Segment Open

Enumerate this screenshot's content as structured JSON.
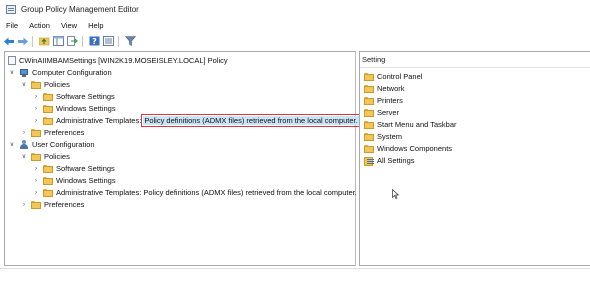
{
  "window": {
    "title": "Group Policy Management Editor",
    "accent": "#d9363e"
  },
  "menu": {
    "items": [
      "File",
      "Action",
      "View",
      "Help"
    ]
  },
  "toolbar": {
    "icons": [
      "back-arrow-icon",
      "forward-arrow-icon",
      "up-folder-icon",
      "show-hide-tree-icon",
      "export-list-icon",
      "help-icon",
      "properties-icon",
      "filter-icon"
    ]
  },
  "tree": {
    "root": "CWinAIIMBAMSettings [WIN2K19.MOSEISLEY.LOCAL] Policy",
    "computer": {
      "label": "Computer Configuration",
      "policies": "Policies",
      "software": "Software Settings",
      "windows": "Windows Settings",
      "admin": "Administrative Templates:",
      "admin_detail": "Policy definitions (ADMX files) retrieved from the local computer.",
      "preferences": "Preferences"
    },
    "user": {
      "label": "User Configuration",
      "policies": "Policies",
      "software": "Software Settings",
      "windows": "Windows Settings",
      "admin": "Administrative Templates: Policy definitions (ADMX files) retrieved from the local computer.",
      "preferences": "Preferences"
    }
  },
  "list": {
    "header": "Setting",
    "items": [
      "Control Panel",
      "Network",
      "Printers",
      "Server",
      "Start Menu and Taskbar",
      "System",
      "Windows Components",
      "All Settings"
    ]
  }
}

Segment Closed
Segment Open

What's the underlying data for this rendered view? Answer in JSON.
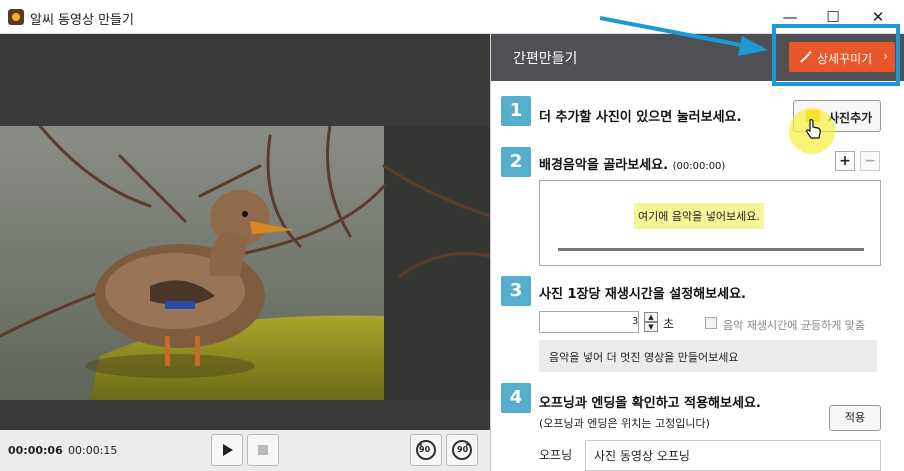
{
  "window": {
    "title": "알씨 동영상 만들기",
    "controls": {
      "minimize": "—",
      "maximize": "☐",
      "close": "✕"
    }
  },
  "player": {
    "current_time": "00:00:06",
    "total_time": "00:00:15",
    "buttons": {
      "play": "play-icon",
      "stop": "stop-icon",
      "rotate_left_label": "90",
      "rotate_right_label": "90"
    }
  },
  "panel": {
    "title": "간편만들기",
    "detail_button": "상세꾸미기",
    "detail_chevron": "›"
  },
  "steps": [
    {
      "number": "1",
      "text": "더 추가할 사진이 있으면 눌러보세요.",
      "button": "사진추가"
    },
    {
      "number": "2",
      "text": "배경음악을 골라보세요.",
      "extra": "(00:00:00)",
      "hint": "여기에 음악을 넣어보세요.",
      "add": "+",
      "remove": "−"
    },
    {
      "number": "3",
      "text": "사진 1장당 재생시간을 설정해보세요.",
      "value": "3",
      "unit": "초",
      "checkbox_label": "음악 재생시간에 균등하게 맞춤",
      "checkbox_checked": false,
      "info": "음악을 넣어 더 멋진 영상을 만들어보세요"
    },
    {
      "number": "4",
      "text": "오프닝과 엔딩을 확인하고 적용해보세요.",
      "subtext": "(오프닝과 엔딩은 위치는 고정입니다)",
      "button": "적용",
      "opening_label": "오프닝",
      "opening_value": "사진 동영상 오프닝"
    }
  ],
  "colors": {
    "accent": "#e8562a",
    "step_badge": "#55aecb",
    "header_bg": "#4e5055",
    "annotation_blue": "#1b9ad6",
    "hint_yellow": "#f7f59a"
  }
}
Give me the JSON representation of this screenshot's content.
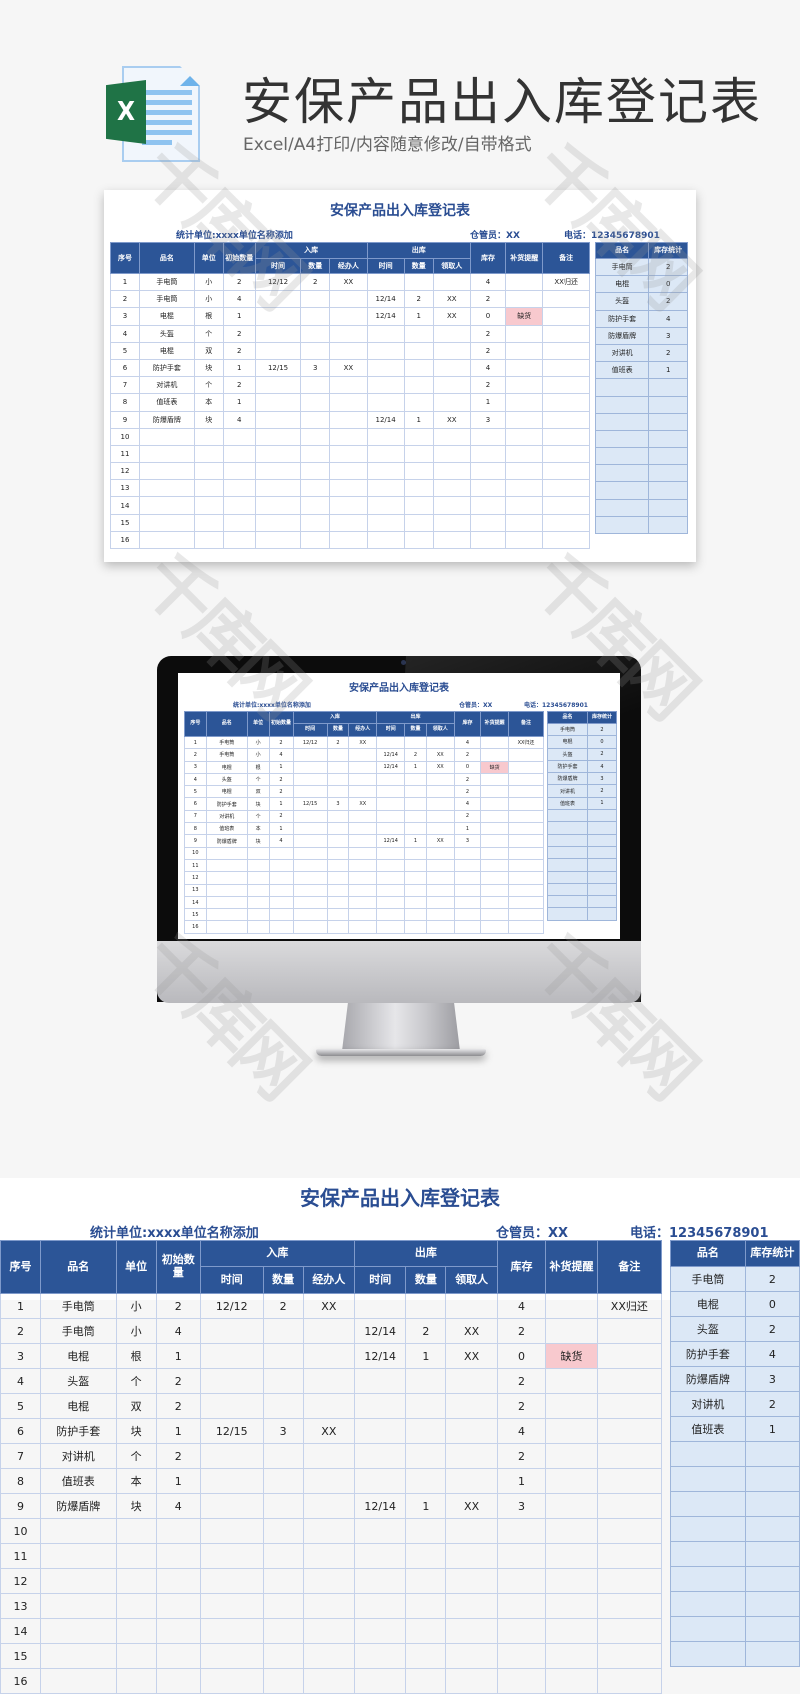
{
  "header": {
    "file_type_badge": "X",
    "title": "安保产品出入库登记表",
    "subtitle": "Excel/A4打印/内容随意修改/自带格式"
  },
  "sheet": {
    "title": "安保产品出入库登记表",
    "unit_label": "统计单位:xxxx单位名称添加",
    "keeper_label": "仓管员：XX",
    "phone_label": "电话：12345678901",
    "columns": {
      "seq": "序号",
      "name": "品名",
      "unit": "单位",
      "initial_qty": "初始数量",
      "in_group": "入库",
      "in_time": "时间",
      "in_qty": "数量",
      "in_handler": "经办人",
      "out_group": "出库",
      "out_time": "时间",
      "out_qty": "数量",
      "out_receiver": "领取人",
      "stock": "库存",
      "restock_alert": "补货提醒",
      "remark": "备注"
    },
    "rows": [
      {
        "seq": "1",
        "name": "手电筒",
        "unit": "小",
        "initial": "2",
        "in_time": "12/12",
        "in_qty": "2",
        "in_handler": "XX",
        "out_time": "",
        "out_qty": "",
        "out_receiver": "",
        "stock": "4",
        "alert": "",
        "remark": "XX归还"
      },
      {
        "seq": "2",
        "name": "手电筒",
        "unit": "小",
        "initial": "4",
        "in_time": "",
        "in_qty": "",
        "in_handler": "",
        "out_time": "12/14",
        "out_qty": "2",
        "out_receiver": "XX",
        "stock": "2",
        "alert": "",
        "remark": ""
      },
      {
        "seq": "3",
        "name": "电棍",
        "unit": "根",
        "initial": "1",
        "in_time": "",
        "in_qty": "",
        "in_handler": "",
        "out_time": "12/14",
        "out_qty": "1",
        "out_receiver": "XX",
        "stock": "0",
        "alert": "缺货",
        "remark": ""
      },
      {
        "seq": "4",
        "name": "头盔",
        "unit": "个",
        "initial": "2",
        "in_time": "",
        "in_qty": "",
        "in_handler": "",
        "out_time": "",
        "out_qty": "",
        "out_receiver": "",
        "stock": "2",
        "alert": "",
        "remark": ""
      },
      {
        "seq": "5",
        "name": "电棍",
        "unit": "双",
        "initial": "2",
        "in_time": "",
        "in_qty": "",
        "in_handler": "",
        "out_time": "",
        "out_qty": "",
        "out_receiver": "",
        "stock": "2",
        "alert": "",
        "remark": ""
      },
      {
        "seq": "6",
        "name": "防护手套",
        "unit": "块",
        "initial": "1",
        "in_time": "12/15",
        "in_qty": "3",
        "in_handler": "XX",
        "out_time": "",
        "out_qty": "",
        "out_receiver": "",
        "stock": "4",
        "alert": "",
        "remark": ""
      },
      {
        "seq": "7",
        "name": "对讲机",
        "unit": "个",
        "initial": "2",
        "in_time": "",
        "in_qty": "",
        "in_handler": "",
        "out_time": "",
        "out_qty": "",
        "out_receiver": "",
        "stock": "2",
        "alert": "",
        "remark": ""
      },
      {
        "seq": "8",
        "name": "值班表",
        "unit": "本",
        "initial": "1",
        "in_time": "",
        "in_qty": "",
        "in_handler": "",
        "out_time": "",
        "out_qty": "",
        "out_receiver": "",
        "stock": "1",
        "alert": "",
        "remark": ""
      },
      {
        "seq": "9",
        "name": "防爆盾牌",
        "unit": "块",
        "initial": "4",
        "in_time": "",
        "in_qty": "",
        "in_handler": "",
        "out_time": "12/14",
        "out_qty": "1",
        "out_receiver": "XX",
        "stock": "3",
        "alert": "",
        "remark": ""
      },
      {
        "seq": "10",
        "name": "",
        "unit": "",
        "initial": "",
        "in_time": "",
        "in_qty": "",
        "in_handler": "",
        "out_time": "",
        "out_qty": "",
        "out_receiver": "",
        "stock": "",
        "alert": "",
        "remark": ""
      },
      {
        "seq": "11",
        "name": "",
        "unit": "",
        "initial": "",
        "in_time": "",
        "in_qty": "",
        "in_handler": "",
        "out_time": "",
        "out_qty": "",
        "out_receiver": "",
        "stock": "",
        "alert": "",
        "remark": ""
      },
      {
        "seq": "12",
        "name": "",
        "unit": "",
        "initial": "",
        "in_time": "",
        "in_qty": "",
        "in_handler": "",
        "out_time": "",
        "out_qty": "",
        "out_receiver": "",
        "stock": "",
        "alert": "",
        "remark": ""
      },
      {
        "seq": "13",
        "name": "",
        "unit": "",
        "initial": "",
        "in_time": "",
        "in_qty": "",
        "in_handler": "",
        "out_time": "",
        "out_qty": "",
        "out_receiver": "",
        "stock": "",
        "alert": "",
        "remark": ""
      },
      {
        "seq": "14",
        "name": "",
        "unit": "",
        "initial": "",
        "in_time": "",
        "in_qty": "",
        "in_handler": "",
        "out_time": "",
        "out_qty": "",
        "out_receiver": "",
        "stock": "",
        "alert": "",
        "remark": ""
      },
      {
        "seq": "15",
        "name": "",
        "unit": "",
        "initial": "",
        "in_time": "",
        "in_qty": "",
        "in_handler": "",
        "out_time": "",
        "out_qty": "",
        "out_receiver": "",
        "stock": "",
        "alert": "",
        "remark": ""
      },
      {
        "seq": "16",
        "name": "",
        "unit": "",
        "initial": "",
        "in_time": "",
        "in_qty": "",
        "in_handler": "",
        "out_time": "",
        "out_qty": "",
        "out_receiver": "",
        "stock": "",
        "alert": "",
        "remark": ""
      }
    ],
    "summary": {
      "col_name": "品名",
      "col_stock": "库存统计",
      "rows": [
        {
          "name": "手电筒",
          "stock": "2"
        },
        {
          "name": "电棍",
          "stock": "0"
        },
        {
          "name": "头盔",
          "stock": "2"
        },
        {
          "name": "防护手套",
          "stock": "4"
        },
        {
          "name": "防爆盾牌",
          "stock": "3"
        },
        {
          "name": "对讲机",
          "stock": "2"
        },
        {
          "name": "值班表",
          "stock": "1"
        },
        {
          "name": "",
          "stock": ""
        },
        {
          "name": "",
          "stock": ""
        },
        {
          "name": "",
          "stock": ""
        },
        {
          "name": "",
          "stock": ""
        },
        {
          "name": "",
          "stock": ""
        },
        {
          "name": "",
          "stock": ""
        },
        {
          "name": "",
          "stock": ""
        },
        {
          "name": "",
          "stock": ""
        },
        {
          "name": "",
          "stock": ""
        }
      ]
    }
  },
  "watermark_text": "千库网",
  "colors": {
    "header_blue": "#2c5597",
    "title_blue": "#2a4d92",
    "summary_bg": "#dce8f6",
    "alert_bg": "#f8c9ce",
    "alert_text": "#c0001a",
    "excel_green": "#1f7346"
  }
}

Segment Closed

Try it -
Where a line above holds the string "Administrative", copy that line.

Result of this exercise -
      "admin": "Administrative Templates:",
      "admin": "Administrative Templates: Policy definitions (ADMX files) retrieved from the local computer.",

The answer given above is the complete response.